Okay, so our economy actually created a decent number of jobs this month, which is actual good news. Not the “things are getting worse less rapidly than they were before” good news, but good news that represents actual progress.
But discouraged workers – those who had given up looking for work — are getting off the sidelines, and so we’re seeing the inverse of the phenomenon I described in this video. Instead of moving from “unemployed” to “discouraged,” workers who were “discouraged” are looking for work and not finding it, putting them back in the “unemployed” category.
That modest good news of jobs created is overwhelmed by the bigger picture:
The U.S. jobless rate rose to 9.9% in April, the first increase in three months, but the government’s broader measure of unemployment ticked up for the third month in a row, rising 0.2 percentage point to 17.1%.
The comprehensive gauge of labor underutilization, known as the “U-6″ for its data classification by the Labor Department, accounts for people who have stopped looking for work or who can’t find full-time jobs. Though the rate is still 0.3 percentage point below its high of 17.4% in October, its continuing divergence from the official number (the “U-3″ unemployment measure) indicates the job market has a long way to go before growth in the economy translates into relief for workers.

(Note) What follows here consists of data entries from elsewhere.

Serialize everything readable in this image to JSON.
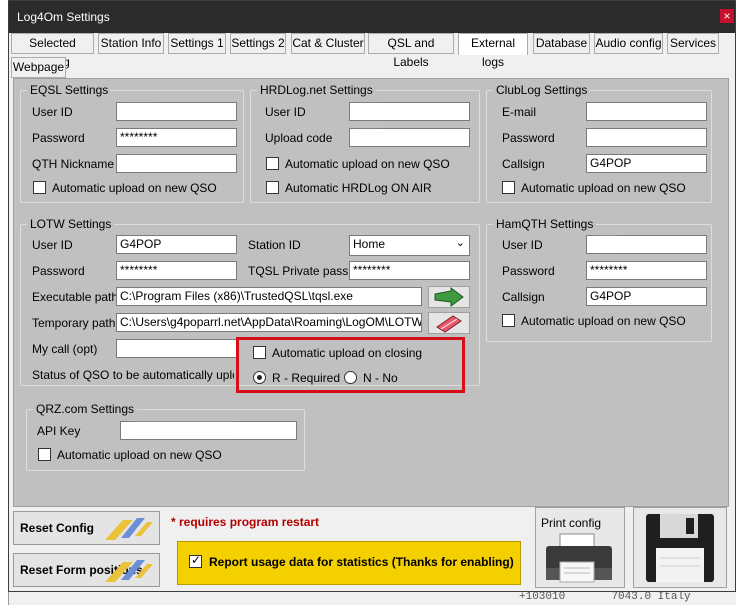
{
  "window": {
    "title": "Log4Om Settings",
    "close": "×"
  },
  "tabs": [
    "Selected Config",
    "Station Info",
    "Settings 1",
    "Settings 2",
    "Cat & Cluster",
    "QSL and Labels",
    "External logs",
    "Database",
    "Audio config",
    "Services",
    "Webpage"
  ],
  "active_tab": "External logs",
  "eqsl": {
    "title": "EQSL Settings",
    "user_label": "User ID",
    "user_value": "",
    "password_label": "Password",
    "password_value": "********",
    "qth_label": "QTH Nickname",
    "qth_value": "",
    "auto_label": "Automatic upload on new QSO"
  },
  "hrdlog": {
    "title": "HRDLog.net Settings",
    "user_label": "User ID",
    "user_value": "",
    "code_label": "Upload code",
    "code_value": "",
    "auto_label": "Automatic upload on new QSO",
    "onair_label": "Automatic HRDLog ON AIR"
  },
  "clublog": {
    "title": "ClubLog Settings",
    "email_label": "E-mail",
    "email_value": "",
    "password_label": "Password",
    "password_value": "",
    "call_label": "Callsign",
    "call_value": "G4POP",
    "auto_label": "Automatic upload on new QSO"
  },
  "lotw": {
    "title": "LOTW Settings",
    "user_label": "User ID",
    "user_value": "G4POP",
    "password_label": "Password",
    "password_value": "********",
    "station_label": "Station ID",
    "station_value": "Home",
    "tqsl_label": "TQSL Private pass",
    "tqsl_value": "********",
    "exe_label": "Executable path",
    "exe_value": "C:\\Program Files (x86)\\TrustedQSL\\tqsl.exe",
    "temp_label": "Temporary path",
    "temp_value": "C:\\Users\\g4poparrl.net\\AppData\\Roaming\\LogOM\\LOTW",
    "mycall_label": "My call (opt)",
    "mycall_value": "",
    "status_label": "Status of QSO to be automatically uploaded",
    "auto_close_label": "Automatic upload on closing",
    "radio_r": "R - Required",
    "radio_n": "N - No"
  },
  "hamqth": {
    "title": "HamQTH Settings",
    "user_label": "User ID",
    "user_value": "",
    "password_label": "Password",
    "password_value": "********",
    "call_label": "Callsign",
    "call_value": "G4POP",
    "auto_label": "Automatic upload on new QSO"
  },
  "qrz": {
    "title": "QRZ.com Settings",
    "api_label": "API Key",
    "api_value": "",
    "auto_label": "Automatic upload on new QSO"
  },
  "bottom": {
    "reset_config": "Reset Config",
    "reset_form": "Reset Form positions",
    "restart_note": "* requires program restart",
    "usage_label": "Report usage data for statistics (Thanks for enabling)",
    "print_label": "Print config"
  },
  "background": {
    "log_text": "7043.0 Italy",
    "log_fragment": "+103010"
  },
  "colors": {
    "title_bar": "#2b2b2b",
    "panel": "#c0c0c0",
    "highlight_box": "#d3101a",
    "usage_bg": "#f5d000",
    "restart_note": "#b00000"
  }
}
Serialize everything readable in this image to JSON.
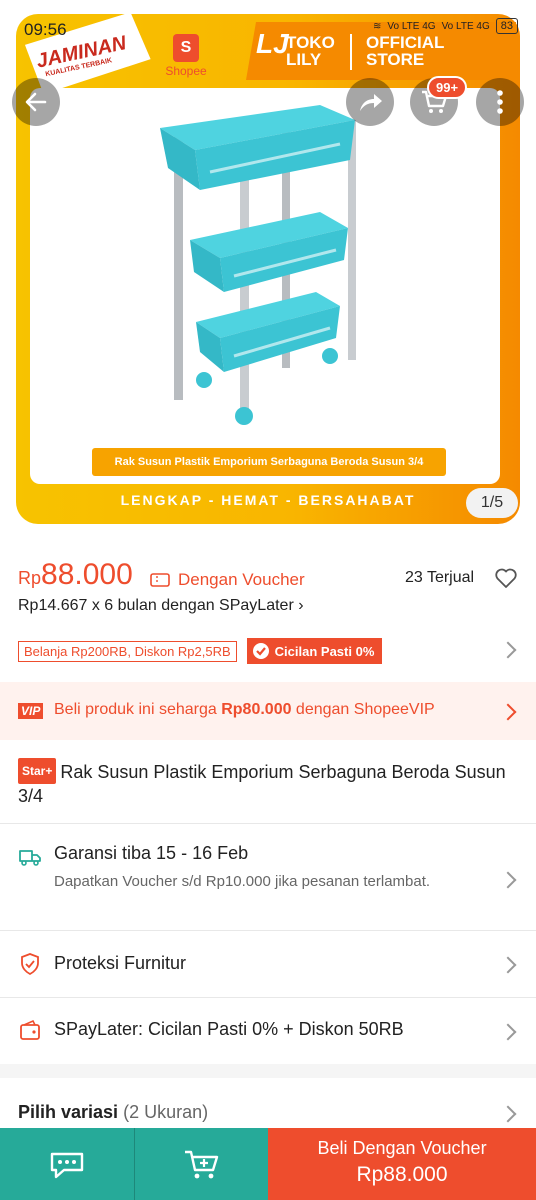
{
  "status": {
    "time": "09:56",
    "battery": "83",
    "net1": "Vo LTE 4G",
    "net2": "Vo LTE 4G"
  },
  "banner": {
    "jaminan": "JAMINAN",
    "jaminan_sub": "KUALITAS TERBAIK",
    "shopee": "Shopee",
    "store_name": "TOKO LILY",
    "store_badge": "OFFICIAL STORE",
    "caption": "Rak Susun Plastik Emporium Serbaguna Beroda Susun 3/4",
    "tagline": "LENGKAP - HEMAT - BERSAHABAT"
  },
  "cart_badge": "99+",
  "pager": "1/5",
  "price": {
    "currency": "Rp",
    "amount": "88.000",
    "voucher_label": "Dengan Voucher",
    "sold": "23 Terjual"
  },
  "installment": "Rp14.667 x 6 bulan dengan SPayLater",
  "chips": {
    "discount": "Belanja Rp200RB, Diskon Rp2,5RB",
    "cicilan": "Cicilan Pasti 0%"
  },
  "vip": {
    "logo": "VIP",
    "text_prefix": "Beli produk ini seharga ",
    "vip_price": "Rp80.000",
    "text_suffix": " dengan ShopeeVIP"
  },
  "product": {
    "badge": "Star+",
    "title": "Rak Susun Plastik Emporium Serbaguna Beroda Susun 3/4"
  },
  "shipping": {
    "title": "Garansi tiba 15 - 16 Feb",
    "subtitle": "Dapatkan Voucher s/d Rp10.000 jika pesanan terlambat."
  },
  "protection": "Proteksi Furnitur",
  "spaylater": "SPayLater: Cicilan Pasti 0% + Diskon 50RB",
  "variasi": {
    "label": "Pilih variasi",
    "count": "(2 Ukuran)"
  },
  "bottom": {
    "buy_line1": "Beli Dengan Voucher",
    "buy_line2": "Rp88.000"
  },
  "colors": {
    "accent": "#ee4d2d",
    "teal": "#26aa99",
    "banner": "#f9b500"
  }
}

(On another video, I showcased all the gloomy signs of a lousy economy, even in a community where the official unemployment rate is only a bit above 5 percent.) If the unemployment numbers in September and October are close to today’s 9.9 percent, the number of GOP wins will be on the high end of that list of 99 I assembled.